▶ **What needs to be done**
Without skipping a line, reproduce the entries exactly.
-------- Material supplied --------
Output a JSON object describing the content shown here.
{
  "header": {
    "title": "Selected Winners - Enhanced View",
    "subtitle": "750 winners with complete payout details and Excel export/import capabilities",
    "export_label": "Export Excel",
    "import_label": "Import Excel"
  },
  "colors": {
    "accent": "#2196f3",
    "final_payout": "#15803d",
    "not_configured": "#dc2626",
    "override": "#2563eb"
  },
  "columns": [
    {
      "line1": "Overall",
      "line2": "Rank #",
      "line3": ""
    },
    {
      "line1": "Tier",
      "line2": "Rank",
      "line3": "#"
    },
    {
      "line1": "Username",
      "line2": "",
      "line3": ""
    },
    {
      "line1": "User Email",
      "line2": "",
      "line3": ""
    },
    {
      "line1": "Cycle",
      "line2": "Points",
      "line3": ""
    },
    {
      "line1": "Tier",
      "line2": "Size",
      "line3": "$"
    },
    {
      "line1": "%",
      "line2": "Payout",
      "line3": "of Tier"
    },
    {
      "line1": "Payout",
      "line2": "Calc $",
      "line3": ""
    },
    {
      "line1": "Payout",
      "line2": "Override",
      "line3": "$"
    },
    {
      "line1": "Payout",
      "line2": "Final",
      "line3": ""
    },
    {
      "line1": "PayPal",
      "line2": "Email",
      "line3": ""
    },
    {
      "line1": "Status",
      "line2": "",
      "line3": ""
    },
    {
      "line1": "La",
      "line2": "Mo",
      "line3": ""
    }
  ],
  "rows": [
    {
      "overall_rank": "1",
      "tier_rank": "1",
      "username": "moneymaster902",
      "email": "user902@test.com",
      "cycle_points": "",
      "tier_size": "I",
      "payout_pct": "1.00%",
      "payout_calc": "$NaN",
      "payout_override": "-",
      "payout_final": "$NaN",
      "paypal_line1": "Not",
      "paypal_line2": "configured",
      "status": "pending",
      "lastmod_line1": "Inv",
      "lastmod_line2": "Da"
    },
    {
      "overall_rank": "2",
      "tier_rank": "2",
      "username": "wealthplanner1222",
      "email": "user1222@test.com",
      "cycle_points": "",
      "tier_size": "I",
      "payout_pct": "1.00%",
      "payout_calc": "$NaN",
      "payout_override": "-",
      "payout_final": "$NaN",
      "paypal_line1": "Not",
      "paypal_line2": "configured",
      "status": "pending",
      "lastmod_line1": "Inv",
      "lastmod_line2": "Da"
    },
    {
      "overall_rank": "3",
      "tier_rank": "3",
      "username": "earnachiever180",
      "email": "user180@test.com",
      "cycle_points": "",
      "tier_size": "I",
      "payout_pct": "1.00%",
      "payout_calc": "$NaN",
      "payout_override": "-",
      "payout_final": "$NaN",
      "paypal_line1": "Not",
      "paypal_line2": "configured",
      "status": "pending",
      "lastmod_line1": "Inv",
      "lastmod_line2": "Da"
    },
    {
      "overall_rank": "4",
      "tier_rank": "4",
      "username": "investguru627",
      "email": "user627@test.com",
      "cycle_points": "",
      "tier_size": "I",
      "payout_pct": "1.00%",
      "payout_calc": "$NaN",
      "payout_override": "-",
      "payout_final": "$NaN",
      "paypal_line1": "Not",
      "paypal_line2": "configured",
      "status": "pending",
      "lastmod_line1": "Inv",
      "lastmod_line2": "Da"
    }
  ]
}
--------
▶ **Reply**
Output a JSON object describing the content shown here.
{
  "header": {
    "title": "Selected Winners - Enhanced View",
    "subtitle": "750 winners with complete payout details and Excel export/import capabilities",
    "export_label": "Export Excel",
    "import_label": "Import Excel"
  },
  "colors": {
    "accent": "#2196f3",
    "final_payout": "#15803d",
    "not_configured": "#dc2626",
    "override": "#2563eb"
  },
  "columns": [
    {
      "line1": "Overall",
      "line2": "Rank #",
      "line3": ""
    },
    {
      "line1": "Tier",
      "line2": "Rank",
      "line3": "#"
    },
    {
      "line1": "Username",
      "line2": "",
      "line3": ""
    },
    {
      "line1": "User Email",
      "line2": "",
      "line3": ""
    },
    {
      "line1": "Cycle",
      "line2": "Points",
      "line3": ""
    },
    {
      "line1": "Tier",
      "line2": "Size",
      "line3": "$"
    },
    {
      "line1": "%",
      "line2": "Payout",
      "line3": "of Tier"
    },
    {
      "line1": "Payout",
      "line2": "Calc $",
      "line3": ""
    },
    {
      "line1": "Payout",
      "line2": "Override",
      "line3": "$"
    },
    {
      "line1": "Payout",
      "line2": "Final",
      "line3": ""
    },
    {
      "line1": "PayPal",
      "line2": "Email",
      "line3": ""
    },
    {
      "line1": "Status",
      "line2": "",
      "line3": ""
    },
    {
      "line1": "La",
      "line2": "Mo",
      "line3": ""
    }
  ],
  "rows": [
    {
      "overall_rank": "1",
      "tier_rank": "1",
      "username": "moneymaster902",
      "email": "user902@test.com",
      "cycle_points": "",
      "tier_size": "I",
      "payout_pct": "1.00%",
      "payout_calc": "$NaN",
      "payout_override": "-",
      "payout_final": "$NaN",
      "paypal_line1": "Not",
      "paypal_line2": "configured",
      "status": "pending",
      "lastmod_line1": "Inv",
      "lastmod_line2": "Da"
    },
    {
      "overall_rank": "2",
      "tier_rank": "2",
      "username": "wealthplanner1222",
      "email": "user1222@test.com",
      "cycle_points": "",
      "tier_size": "I",
      "payout_pct": "1.00%",
      "payout_calc": "$NaN",
      "payout_override": "-",
      "payout_final": "$NaN",
      "paypal_line1": "Not",
      "paypal_line2": "configured",
      "status": "pending",
      "lastmod_line1": "Inv",
      "lastmod_line2": "Da"
    },
    {
      "overall_rank": "3",
      "tier_rank": "3",
      "username": "earnachiever180",
      "email": "user180@test.com",
      "cycle_points": "",
      "tier_size": "I",
      "payout_pct": "1.00%",
      "payout_calc": "$NaN",
      "payout_override": "-",
      "payout_final": "$NaN",
      "paypal_line1": "Not",
      "paypal_line2": "configured",
      "status": "pending",
      "lastmod_line1": "Inv",
      "lastmod_line2": "Da"
    },
    {
      "overall_rank": "4",
      "tier_rank": "4",
      "username": "investguru627",
      "email": "user627@test.com",
      "cycle_points": "",
      "tier_size": "I",
      "payout_pct": "1.00%",
      "payout_calc": "$NaN",
      "payout_override": "-",
      "payout_final": "$NaN",
      "paypal_line1": "Not",
      "paypal_line2": "configured",
      "status": "pending",
      "lastmod_line1": "Inv",
      "lastmod_line2": "Da"
    }
  ]
}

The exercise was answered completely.